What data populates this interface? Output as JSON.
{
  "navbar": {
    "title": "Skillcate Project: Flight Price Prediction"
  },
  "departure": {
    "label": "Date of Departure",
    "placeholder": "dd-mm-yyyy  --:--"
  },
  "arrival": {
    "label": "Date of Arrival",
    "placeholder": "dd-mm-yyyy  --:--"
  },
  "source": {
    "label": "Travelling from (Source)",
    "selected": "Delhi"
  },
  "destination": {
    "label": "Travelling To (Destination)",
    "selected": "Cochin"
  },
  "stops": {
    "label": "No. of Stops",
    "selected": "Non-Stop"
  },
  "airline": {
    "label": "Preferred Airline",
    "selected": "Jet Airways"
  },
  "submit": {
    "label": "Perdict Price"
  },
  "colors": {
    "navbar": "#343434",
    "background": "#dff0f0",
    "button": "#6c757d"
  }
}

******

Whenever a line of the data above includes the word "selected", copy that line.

    "selected": "Delhi"
    "selected": "Cochin"
    "selected": "Non-Stop"
    "selected": "Jet Airways"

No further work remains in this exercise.